The speed with which we trade securities has little to do with these effects. The introduction of an amazing array of derivative securities against a static number of underlying physical equity securities suggests that a stock’s relative value in a package may be more important than its intrinsic value.
The hedge funds and high frequency trading communityworry only about temporary price discrepancies of a stock, or option, or future held in a variety of synthetic packages and overseen by two separate regulators.
I’m told that many hedge firms have established sophisticated techniques that set up trades with little market risk, thus allowing them to stomp on the gas or the brakes of small company stocks held in a glistening array of ETF packages—all the way from broad indexes to lithium or palladium packages.
The July 2010 report by Empirical Research Partners illustrates that the cap-weighted correlation among large cap stocks has been 60 percent for a good part of this year—a level exceeded only twice in 84 years (1929 and 2009). The data illustrates that correlations have been rising most of the decade in both the broad market and within sectors like financials, capital goods and transportation.
When financial assets move in highly correlated ways that should be the worry for regulators. This is a sign that markets may be misallocating capital and failing to discriminate among investments by not properly disciplining risk and rewarding success.
ETFs are contributing to this phenomenon. I understand that executives of companies considering a public offering want assurances that their company will not be included in an index. Other market participants tell me they worry that the trading of relative values derived from ETFs and options and futures may be hollowing out the price discovery function important for very small companies to attract capital to facilitate both growth and job creation.
I speak often to hedge funds who earned strong profits shorting large cap securities and buying illiquid small cap securities up until 2008 when they found that “market impact” kept them from getting out of small cap stocks when investors asked for their money.

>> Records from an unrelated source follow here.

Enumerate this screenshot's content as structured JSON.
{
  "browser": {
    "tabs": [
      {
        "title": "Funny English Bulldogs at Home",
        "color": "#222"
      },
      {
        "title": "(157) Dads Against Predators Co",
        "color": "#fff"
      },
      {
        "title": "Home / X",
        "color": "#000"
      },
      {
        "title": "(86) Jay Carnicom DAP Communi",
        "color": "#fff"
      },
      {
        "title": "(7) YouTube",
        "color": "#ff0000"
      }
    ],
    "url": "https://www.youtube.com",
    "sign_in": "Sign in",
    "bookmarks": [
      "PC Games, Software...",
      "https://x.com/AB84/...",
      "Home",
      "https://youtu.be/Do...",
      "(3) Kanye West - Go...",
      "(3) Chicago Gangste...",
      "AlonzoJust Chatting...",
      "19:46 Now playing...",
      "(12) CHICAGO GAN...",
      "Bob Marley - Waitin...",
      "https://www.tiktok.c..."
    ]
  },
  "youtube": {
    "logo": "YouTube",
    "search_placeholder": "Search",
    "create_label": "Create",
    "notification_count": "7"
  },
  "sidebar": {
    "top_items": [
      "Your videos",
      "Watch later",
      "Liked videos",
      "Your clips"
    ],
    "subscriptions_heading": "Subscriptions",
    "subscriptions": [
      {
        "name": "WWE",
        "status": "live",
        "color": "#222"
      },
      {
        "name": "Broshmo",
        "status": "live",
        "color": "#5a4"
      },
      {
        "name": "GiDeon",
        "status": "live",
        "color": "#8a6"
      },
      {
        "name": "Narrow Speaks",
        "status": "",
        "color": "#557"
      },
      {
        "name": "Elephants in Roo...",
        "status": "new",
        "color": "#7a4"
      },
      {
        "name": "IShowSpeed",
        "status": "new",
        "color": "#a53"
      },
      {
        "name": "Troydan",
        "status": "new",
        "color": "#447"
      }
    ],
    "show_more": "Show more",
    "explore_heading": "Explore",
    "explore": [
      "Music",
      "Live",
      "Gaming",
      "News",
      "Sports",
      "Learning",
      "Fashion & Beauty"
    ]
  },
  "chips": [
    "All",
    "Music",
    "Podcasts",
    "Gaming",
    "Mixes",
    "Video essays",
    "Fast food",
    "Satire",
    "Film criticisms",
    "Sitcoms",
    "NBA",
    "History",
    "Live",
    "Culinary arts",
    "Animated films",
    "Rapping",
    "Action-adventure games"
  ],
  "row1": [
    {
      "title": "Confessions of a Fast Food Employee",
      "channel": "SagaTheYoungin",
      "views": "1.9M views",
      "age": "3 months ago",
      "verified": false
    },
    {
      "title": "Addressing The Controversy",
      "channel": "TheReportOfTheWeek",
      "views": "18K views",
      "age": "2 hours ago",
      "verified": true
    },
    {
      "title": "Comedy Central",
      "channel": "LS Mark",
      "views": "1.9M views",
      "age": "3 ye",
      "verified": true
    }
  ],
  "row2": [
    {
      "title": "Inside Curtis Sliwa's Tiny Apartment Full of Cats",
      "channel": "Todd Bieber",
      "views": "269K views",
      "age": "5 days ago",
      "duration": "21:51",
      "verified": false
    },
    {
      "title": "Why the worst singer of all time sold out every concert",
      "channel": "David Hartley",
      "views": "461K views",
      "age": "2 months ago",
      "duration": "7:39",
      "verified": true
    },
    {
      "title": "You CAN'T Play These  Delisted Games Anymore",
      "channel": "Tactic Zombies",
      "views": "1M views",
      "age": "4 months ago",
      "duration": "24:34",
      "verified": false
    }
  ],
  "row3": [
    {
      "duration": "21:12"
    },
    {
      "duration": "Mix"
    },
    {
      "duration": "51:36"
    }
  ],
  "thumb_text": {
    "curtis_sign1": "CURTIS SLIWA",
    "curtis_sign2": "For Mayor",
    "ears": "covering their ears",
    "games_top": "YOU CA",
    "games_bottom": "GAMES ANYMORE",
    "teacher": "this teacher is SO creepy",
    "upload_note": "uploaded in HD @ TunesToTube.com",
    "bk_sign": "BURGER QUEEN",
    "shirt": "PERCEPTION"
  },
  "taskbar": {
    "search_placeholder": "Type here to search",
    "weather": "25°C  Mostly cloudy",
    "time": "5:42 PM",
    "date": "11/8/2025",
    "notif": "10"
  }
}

Sharply falling small company stock values made them call “No Mas,” in a saying made famous by the middleweight boxer Roberto “Hands of Stone” Duran as he was slapped about by Sugar Ray Leonard. Instead, they avoid individual illiquid stocks by achieving equivalent portfolio “exposures” by relying on ETF sector portfolios, which they characterize as liquid.
Wall Street seduces us several times a decade with products promising unlimited liquidity—trading ease—for inherently costly, difficult to trade securities. Because illiquid small cap companies are repackaged, they do not suddenly become liquid. This is the fatal assumption in tightly coupled systems. Ask anyone who holds a leveraged ETF in their portfolio for more than a few days and wonders where their money has gone.
Despite concerns about the speed of trading, the SEChas rapidly increased creation of new trading vehicles whose very existence depends on high frequency traders and instant arbitrage to underlying securities. At the beginning of this decade, there were 80 ETFs. At the end of 2005, there were about 200. Today, 30 sponsors manufacture more than 900 ETFs and there are more than 500 in the regulatory pipeline.
The first ETFs were set up to escape the confiscatory tax policy applied to individual investors in mutual funds who must pay taxes on stock specific gains in a portfolio that might be down significantly in value. To this degree, broad based ETFs contributed directly to improving the tax outcomes for some smaller investors.
But over time, these mostly cap-weighted stock index portfolios, with the $782 billion in ETF assets trading an astounding $18.2 trillion last year, have grown too fast and are now morphing in new unexpected ways. Simply put, ETFs and the derivatives built around them have become the proverbial tail that wags the market.
Harold Bradley is Chief Investment Officer of the Ewing Marion Kauffman Foundation.